Thursday, December 31, 2009

Can The Lakers Maintain This Level Of Complacency?

The Lakers have showed early on this season that their talent level is no fluke. At 25-6, they've got the best record in the league (yes, they've only played 11 road games, but it's still impressive), but, if you ask me, they still haven't completely hit their stride. I'd say their defense is much improved (of course it can get even better yet) compared to this point last year and their offense is very close, but needs to be executed a bit better before the second season begins. While all of that sounds great, I've noticed a real rise in the Lakers complacency of late.

Take their last game against the Warriors for example. Kobe Bryant is a seasoned veteran, a legend, a special player with an amazing basketball IQ. He was frustrated with a non-foul call and got hit with a technical around the two minute mark in the fourth. The game was close at this point and even though the Lakers did pull it out eventually, things like this can't continue. While Kobe does have legit gripes at times, you can see that some of the calls he wants are not true fouls. They're, "I'm Kobe, call that," types of calls. I'm as big a Kobe fan as anybody, but if he wants to truly project maturity and a leadership role, he has to quite down a bit and complain only when it's needed (and in a kinder manner).

This goes for the whole Laker team, not just Kobe. The Lakers are second in the league in technicals with 43. They've played 31 games. That's about 1.4 T's per game. Phil Jackson knows that giving a free point away a game won't make beating the elite any easier. Nothing can be free, nothing can be easy. The Lakers have failed to cool down and let their game control the whistles instead of their mouths. That's not true title winning basketball. That's a factor that the opponents will key in on. They will find ways to irk the Lakers and that will lead to technicals. It must stop.
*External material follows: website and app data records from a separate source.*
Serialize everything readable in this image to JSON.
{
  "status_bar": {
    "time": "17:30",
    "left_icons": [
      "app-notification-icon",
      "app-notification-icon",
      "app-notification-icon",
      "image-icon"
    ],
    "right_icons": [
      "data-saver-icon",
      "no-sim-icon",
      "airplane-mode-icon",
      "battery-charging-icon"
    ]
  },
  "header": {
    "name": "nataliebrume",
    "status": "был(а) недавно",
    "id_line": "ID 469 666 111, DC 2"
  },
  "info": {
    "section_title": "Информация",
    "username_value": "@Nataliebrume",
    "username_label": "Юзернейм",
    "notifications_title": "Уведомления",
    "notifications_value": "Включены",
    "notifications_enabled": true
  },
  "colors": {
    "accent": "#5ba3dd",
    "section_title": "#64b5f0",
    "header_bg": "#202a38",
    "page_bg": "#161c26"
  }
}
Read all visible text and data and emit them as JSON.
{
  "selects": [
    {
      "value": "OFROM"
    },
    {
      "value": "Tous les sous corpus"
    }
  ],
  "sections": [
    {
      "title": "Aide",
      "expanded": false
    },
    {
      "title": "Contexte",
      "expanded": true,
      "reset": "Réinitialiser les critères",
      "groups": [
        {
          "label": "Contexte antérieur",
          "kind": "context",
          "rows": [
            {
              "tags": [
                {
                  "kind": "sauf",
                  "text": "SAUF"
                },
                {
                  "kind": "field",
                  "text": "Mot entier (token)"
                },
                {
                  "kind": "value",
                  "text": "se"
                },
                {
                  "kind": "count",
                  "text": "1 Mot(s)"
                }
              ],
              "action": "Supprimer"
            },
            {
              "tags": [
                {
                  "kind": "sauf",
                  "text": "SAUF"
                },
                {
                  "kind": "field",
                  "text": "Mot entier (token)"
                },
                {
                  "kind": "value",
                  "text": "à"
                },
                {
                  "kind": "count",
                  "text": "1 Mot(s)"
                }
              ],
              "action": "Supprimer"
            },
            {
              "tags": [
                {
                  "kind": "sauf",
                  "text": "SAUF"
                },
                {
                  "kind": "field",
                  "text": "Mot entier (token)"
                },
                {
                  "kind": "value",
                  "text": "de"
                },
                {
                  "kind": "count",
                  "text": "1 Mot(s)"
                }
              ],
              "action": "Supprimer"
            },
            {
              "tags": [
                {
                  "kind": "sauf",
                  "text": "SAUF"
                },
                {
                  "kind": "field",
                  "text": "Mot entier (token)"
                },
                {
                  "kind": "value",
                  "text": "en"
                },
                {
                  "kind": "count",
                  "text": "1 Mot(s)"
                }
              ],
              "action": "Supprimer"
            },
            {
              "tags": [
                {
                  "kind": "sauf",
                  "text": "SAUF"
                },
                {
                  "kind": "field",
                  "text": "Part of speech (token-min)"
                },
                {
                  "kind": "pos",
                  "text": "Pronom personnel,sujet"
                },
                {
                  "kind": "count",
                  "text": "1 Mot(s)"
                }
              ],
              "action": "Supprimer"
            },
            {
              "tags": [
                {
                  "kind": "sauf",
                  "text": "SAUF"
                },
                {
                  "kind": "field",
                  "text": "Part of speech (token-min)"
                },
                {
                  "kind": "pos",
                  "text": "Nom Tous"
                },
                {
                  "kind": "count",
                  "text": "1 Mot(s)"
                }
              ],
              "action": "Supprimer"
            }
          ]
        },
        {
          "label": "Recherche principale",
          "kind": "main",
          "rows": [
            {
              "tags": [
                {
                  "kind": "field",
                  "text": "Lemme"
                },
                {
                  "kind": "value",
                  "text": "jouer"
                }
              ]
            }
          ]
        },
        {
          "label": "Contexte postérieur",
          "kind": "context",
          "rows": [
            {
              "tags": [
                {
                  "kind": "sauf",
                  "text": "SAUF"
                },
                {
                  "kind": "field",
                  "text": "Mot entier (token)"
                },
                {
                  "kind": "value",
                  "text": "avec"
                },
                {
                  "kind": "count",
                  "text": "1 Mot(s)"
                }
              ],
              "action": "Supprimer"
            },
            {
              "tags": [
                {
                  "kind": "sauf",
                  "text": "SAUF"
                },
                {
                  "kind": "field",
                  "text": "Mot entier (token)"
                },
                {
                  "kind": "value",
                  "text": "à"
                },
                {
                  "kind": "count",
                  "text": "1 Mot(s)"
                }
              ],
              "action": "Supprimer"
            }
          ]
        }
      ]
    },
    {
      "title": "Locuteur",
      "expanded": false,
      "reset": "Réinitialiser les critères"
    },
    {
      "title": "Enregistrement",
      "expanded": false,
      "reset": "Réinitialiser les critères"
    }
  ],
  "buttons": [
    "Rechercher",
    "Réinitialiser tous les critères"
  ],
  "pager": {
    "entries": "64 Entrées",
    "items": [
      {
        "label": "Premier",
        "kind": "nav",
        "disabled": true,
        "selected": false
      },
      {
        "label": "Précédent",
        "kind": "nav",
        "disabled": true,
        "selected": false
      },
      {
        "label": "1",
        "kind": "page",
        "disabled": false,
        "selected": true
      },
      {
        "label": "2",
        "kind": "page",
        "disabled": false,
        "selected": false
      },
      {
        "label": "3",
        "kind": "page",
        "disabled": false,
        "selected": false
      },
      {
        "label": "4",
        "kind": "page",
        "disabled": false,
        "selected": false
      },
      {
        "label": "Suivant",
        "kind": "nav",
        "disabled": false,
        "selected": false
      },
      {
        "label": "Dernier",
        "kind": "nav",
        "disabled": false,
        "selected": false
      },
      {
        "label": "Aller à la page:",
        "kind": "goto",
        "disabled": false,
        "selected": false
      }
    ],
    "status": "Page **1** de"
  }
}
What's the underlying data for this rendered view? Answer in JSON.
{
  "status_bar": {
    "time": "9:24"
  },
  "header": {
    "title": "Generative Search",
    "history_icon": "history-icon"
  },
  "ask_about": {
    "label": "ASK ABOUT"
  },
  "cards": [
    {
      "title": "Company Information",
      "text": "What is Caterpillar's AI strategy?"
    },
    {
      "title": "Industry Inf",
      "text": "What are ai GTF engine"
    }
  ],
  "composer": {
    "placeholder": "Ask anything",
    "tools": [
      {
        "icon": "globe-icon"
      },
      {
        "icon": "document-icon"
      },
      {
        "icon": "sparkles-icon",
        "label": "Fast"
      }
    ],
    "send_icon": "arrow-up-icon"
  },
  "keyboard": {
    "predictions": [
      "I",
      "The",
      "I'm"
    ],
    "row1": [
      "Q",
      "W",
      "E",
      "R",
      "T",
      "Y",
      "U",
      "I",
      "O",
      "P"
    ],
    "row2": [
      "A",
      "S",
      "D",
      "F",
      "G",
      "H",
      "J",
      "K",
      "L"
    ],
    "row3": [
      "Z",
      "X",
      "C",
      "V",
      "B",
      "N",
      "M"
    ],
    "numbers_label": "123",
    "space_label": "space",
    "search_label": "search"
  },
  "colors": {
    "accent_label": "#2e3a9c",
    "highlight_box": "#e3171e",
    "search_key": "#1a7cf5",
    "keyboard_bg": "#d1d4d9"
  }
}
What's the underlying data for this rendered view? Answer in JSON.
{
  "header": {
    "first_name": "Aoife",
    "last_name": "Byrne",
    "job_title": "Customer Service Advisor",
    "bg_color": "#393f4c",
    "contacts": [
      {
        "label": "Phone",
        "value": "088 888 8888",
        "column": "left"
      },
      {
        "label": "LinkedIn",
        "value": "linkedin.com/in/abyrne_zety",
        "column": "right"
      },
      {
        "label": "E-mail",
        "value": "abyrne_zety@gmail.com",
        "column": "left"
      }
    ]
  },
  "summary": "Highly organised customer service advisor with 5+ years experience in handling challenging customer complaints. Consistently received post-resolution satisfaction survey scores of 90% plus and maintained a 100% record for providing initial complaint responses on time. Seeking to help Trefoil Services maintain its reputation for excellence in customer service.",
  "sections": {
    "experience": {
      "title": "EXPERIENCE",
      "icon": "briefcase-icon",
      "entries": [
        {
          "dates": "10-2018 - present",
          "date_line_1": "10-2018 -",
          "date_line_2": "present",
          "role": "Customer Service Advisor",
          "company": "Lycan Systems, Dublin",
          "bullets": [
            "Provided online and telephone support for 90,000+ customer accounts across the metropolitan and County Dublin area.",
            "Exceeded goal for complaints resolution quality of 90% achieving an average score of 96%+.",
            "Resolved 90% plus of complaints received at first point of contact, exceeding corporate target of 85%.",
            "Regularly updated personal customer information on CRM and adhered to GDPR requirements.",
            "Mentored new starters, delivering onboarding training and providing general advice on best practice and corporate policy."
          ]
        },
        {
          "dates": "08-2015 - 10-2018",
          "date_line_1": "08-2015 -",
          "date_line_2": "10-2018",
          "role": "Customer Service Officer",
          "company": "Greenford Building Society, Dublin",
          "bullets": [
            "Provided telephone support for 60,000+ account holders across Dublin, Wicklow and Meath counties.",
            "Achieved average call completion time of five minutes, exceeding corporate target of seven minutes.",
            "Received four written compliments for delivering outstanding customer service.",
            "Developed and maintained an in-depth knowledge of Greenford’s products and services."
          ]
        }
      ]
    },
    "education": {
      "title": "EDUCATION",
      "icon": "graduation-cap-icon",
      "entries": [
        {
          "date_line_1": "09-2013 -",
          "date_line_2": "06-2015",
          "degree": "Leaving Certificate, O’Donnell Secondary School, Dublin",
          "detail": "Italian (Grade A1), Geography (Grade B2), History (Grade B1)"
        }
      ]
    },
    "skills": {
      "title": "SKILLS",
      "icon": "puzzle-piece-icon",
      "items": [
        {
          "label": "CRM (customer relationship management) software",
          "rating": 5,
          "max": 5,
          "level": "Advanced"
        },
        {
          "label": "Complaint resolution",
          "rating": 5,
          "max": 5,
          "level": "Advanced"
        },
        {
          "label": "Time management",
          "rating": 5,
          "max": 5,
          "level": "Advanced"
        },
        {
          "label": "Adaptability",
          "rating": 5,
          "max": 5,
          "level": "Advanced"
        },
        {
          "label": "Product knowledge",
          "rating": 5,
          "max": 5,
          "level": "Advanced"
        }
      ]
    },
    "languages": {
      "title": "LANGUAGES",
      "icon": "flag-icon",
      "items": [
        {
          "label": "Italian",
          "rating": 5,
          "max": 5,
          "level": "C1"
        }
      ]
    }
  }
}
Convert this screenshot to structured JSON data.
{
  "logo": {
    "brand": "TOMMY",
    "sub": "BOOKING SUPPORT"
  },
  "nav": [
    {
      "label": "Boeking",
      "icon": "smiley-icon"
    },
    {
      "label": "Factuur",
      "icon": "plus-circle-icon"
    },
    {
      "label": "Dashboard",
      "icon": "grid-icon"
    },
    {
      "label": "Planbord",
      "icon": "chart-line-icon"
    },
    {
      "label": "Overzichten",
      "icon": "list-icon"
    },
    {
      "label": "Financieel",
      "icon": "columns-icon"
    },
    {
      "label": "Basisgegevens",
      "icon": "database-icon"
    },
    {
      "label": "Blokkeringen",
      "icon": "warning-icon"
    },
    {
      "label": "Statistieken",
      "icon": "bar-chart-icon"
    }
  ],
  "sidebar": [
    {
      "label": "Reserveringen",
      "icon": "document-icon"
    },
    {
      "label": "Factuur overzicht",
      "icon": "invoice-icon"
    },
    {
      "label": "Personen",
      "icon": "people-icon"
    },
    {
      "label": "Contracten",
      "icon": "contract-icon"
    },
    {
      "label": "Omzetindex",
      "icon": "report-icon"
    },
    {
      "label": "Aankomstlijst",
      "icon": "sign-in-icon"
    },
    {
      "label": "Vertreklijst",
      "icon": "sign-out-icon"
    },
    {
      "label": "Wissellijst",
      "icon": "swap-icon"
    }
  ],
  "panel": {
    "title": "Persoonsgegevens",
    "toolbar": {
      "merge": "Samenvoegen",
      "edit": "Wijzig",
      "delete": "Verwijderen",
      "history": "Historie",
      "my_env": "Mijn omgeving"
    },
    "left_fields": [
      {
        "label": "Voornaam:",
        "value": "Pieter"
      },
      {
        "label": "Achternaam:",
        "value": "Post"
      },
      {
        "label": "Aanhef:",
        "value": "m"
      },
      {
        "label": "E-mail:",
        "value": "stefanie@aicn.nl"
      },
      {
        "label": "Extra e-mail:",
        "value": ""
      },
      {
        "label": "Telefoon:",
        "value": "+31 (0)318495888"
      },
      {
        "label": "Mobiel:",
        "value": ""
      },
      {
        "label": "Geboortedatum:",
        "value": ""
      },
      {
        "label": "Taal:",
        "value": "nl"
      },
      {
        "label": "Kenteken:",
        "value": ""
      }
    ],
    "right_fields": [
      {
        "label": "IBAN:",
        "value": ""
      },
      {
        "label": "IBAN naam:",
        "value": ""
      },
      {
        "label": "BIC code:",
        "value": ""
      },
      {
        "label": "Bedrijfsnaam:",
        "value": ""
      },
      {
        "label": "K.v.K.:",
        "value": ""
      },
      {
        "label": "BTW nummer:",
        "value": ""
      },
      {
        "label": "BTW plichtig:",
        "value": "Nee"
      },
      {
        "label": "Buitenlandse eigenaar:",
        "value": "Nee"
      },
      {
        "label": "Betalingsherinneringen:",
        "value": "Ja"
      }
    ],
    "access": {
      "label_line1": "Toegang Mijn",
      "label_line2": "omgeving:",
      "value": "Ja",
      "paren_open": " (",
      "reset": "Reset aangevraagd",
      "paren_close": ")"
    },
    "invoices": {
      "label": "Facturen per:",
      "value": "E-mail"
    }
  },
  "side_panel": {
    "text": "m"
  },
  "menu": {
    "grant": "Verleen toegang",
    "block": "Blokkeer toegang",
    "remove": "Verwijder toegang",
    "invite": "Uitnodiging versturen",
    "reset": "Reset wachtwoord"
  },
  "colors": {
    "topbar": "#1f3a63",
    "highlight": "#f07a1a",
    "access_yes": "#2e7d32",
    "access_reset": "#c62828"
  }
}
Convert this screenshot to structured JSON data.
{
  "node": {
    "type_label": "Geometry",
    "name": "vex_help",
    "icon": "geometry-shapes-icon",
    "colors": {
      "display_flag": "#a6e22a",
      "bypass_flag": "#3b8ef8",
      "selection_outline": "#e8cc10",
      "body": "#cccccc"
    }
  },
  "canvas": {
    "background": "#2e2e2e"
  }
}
Since this is the same team that won it all last year (only one real change in Ron Artest), I'm confident that it will. But, one can't help but get mad that you've given up 43 possible free points. The goal is to give up nothing for free. Now the Lakers must set goals in order to make everything tough. Scoring needs to be as expensive as living in a five-star hotel all year, not a visit to Family Dollar. Got it, Lakers?

Photo by: Stephen Dunn/Getty Images, from ESPN